ST. MARYS — A Sidney legislator says balancing the state’s biennial budget without raising taxes was among his highlights of 2011.

“As I told our caucus, that’s what Republicans are supposed to do — balance budgets without raising taxes,” State Rep. John Adams told The Evening Leader. “Balancing the budget was pretty memorable.”

Facing declining revenue, Adams said it was necessary to make cuts, many of which were unpopular, in order to balance the state’s biennial budget. With that accomplished, Adams said he believes the state is better off for the future.

“We’ve lost population, we’ve lost two Congressional seats and with that a lot of jobs,” Adams said. “That means revenue. So therefore you have to shrink the size of state and local government to more align with the revenue streams that are out there.”

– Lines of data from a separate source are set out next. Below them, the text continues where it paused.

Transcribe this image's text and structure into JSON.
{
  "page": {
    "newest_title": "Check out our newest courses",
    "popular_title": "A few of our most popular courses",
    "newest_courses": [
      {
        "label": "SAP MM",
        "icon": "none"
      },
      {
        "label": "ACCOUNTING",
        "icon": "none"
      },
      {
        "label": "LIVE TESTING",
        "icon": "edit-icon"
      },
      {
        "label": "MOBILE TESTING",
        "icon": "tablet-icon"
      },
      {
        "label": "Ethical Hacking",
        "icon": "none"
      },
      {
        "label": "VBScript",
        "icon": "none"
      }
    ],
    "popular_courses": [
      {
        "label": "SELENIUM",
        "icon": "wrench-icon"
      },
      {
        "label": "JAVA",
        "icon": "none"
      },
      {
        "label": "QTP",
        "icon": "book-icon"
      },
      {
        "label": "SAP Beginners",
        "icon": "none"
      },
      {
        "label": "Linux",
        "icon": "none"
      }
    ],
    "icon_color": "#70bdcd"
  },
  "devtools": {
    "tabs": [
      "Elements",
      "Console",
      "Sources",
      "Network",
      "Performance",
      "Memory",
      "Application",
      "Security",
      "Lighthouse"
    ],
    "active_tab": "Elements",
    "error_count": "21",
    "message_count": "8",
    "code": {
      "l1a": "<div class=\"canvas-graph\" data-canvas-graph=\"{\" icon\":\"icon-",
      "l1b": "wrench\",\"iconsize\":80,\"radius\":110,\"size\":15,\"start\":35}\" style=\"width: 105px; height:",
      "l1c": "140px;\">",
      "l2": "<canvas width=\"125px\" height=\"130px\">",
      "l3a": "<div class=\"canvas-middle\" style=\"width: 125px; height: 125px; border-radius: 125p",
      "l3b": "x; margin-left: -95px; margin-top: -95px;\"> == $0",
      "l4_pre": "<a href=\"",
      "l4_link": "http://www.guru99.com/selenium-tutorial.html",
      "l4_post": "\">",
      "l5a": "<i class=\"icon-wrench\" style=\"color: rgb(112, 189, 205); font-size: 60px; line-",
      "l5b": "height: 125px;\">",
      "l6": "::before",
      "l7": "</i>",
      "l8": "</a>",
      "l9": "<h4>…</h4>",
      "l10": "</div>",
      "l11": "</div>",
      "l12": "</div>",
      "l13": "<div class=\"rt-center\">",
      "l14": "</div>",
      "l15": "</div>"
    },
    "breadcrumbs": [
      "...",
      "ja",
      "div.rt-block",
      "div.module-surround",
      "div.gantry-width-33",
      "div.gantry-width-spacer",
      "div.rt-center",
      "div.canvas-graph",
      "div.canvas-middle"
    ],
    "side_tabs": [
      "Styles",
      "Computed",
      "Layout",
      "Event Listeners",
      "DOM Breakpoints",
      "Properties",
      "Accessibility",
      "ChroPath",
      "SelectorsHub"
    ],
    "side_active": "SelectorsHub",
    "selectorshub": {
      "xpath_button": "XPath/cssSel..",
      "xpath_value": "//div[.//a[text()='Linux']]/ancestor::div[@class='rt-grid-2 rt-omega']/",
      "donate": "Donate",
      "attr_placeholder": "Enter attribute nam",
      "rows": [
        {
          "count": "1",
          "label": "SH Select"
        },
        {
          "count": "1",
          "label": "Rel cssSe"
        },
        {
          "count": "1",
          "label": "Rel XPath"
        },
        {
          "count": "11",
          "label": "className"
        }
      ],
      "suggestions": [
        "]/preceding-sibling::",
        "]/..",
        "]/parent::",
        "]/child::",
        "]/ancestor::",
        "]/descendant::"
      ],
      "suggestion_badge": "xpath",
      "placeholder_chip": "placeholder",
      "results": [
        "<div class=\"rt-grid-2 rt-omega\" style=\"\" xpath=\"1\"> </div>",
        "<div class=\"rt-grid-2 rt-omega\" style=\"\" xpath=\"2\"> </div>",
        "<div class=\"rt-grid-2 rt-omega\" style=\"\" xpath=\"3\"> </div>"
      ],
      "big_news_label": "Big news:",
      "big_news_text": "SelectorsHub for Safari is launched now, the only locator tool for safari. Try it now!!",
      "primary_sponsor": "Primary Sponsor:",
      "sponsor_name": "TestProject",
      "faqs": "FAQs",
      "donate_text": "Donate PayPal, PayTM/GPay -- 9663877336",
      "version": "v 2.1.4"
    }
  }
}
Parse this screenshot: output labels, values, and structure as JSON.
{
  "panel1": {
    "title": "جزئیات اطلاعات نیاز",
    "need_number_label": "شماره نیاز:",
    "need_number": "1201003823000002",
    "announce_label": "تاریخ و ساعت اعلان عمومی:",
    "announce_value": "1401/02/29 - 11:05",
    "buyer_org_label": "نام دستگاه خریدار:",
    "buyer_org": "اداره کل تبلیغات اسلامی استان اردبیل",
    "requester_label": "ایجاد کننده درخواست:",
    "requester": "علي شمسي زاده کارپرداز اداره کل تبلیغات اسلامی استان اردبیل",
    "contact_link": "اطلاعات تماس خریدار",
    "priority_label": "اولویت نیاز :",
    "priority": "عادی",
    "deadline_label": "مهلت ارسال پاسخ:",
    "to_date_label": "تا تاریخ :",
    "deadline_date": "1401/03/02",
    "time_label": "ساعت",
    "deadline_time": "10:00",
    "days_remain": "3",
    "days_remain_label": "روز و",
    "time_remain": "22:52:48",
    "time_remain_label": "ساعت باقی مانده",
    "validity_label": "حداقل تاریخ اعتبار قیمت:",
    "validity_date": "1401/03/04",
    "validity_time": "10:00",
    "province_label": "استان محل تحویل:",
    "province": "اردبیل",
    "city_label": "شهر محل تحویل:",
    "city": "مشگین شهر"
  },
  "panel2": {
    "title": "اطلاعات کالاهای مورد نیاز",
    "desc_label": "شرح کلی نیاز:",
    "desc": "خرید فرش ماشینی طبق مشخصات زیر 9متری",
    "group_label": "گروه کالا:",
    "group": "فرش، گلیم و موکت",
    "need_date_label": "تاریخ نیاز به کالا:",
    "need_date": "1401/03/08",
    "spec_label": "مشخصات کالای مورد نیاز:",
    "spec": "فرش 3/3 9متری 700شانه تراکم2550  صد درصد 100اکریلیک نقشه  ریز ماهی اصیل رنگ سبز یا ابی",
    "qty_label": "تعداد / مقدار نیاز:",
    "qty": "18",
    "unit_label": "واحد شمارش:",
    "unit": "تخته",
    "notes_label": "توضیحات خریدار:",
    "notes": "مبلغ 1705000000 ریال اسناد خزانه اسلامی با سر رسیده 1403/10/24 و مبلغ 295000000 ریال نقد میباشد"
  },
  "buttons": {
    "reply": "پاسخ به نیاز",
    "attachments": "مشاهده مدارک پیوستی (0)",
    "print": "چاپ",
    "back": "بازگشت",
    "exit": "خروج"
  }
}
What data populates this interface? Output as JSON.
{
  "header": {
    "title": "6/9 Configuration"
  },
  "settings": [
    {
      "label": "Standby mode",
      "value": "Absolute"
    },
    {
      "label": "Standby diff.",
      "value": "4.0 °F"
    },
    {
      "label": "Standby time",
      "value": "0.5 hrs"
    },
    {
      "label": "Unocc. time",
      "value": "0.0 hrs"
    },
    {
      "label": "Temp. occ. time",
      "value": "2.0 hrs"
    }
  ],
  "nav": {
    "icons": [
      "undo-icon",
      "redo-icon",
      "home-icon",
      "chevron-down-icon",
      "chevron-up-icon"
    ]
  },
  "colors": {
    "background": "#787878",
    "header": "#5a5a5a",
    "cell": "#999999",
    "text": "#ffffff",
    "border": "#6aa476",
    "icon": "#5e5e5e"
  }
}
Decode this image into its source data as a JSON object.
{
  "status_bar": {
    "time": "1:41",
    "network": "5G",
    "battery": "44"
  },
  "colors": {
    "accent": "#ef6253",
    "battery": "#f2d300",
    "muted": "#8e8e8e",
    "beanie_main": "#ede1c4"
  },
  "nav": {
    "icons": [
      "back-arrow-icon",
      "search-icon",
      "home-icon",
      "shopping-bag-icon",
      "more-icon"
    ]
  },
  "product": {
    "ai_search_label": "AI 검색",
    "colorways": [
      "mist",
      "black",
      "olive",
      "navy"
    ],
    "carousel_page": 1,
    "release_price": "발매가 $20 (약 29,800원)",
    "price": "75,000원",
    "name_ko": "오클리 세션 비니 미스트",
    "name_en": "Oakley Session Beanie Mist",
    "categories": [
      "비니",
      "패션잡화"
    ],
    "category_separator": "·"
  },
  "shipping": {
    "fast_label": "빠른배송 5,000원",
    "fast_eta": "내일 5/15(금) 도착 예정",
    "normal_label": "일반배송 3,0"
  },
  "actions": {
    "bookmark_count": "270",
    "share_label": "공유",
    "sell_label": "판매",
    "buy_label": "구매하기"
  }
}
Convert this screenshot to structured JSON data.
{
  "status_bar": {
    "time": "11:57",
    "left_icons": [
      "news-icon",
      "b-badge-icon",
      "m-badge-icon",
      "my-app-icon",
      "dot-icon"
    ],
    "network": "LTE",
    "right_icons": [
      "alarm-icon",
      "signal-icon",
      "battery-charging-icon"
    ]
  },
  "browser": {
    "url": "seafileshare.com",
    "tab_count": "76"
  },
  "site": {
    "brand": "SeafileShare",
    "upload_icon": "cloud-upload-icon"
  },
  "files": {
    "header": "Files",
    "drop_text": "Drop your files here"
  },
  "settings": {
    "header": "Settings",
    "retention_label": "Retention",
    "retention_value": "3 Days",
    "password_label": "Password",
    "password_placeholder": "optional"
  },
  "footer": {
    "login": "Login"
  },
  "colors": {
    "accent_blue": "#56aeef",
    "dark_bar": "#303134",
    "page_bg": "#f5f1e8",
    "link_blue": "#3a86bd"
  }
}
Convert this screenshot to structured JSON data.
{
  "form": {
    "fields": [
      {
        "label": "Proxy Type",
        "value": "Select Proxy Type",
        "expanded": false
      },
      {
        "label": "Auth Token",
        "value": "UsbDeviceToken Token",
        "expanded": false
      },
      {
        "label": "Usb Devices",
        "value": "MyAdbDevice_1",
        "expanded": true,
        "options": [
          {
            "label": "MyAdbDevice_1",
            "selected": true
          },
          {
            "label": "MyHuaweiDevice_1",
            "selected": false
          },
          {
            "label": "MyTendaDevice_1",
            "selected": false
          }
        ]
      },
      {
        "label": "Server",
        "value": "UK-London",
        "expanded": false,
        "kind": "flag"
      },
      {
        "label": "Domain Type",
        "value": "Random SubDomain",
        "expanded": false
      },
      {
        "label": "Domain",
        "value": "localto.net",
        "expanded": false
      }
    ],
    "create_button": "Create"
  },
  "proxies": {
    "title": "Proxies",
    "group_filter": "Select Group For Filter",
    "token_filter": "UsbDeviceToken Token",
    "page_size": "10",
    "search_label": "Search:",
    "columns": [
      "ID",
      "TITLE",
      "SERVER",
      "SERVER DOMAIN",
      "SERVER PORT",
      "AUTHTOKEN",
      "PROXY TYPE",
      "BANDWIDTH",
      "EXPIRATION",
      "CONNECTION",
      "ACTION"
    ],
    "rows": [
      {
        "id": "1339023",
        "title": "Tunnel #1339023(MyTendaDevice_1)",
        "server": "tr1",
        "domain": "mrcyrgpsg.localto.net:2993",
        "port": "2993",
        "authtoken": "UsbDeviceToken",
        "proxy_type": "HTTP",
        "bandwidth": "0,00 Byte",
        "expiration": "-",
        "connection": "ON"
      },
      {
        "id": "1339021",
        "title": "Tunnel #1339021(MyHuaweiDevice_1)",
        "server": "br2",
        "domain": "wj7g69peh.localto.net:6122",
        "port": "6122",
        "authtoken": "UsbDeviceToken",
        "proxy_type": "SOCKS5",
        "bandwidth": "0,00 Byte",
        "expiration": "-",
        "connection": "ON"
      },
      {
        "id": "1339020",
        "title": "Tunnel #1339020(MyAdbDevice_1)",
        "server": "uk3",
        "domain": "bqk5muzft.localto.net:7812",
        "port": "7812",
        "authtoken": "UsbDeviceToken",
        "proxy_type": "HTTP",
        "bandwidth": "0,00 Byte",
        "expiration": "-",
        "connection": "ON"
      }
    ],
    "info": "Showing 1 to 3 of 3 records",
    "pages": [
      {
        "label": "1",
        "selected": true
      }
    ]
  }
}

Included in the budget was a provision to eliminate the estate tax — something Adams said he worked hard to get added to the bill.

“To be honest, it couldn’t have happened without others playing a role, too,” Adams said. “It was quite an accomplishment for a tax that has been around for over 116 years.”

A second issue Adams addressed last year was the passage of House Bill 133, which allowed for drilling on state-owned property. Adams said the measure could add additional revenue into the Ohio Department of Natural Resources’ coffers for a back-log of capital improvement projects.

“It was designed for whatever dollars are raised by auctioning off parcels for drilling rights, those dollars would go to much needed relief of half a billion dollar back-log of capital improvement projects in our state parks,” Adams said. “One amendment we had to get in was that 25 percent of the dollars brought in had to stay from whatever park or state land it was from. The remaining 75 percent can be used for any park for capital improvements.”

Turning his attention to this year, Adams said his GOP colleagues have a caucus meeting on Monday to layout their goals and strategy for 2012. With it being an election year, Adams said it should be a busy year.

“There are still concerns with the bureau of workers compensation and what it costs businesses in Ohio,” Adams said. “There are changes that need to be looked at and made to ease the expense side of businesses in Ohio.”

Adams also stressed the importance of addressing the state’s five budget plans to make sure the systems remain solvent.

“At some point, I don’t know when it will happen, but the five pension plans of the state have to be addressed at some point,” Adams said. “I believe three out of the five simply do not meet their 30-year funding obligations. They are only meeting their obligations to the tune of 73 percent. The question is how do you solve the problem of meeting the requirement of making sure they are meeting their 30-year obligation of solvency.”

With 2012 comes new state House and Senate districts for Ohio. During the apportionment process, Auglaize County was carved into two new House and Senate districts and if re-elected, Adams would no longer represent any portion of Auglaize County.

“The voters in Auglaize County have always been good to me,” Adams said. “If I’m elected, I’d be in the 85th district, but I will continue to represent Auglaize County through 2012.”

Under the new districts, Auglaize County now falls in the 82nd and 84th House Districts. The cities of St. Marys and Wapakoneta as well as the village of Buckland and the townships of Moulton, Noble, Salem and parts of St. Marys are in the 82nd House District, which also includes Defiance, Paulding and Van Wert counties. The rest of Auglaize County, including the villages of New Bremen, New Knoxville, Minster, Waynesfield and Cridersville and portions of St. Marys Township, fall in the 84th House District, which also includes Mercer County and parts of Darke and Shelby counties. The portions of Auglaize County that fall within the 82nd House District are part of the 1st Senate District and those in the 84th House District are part of the 12th Senate District. Auglaize County remains in the 4th U.S. Congressional District.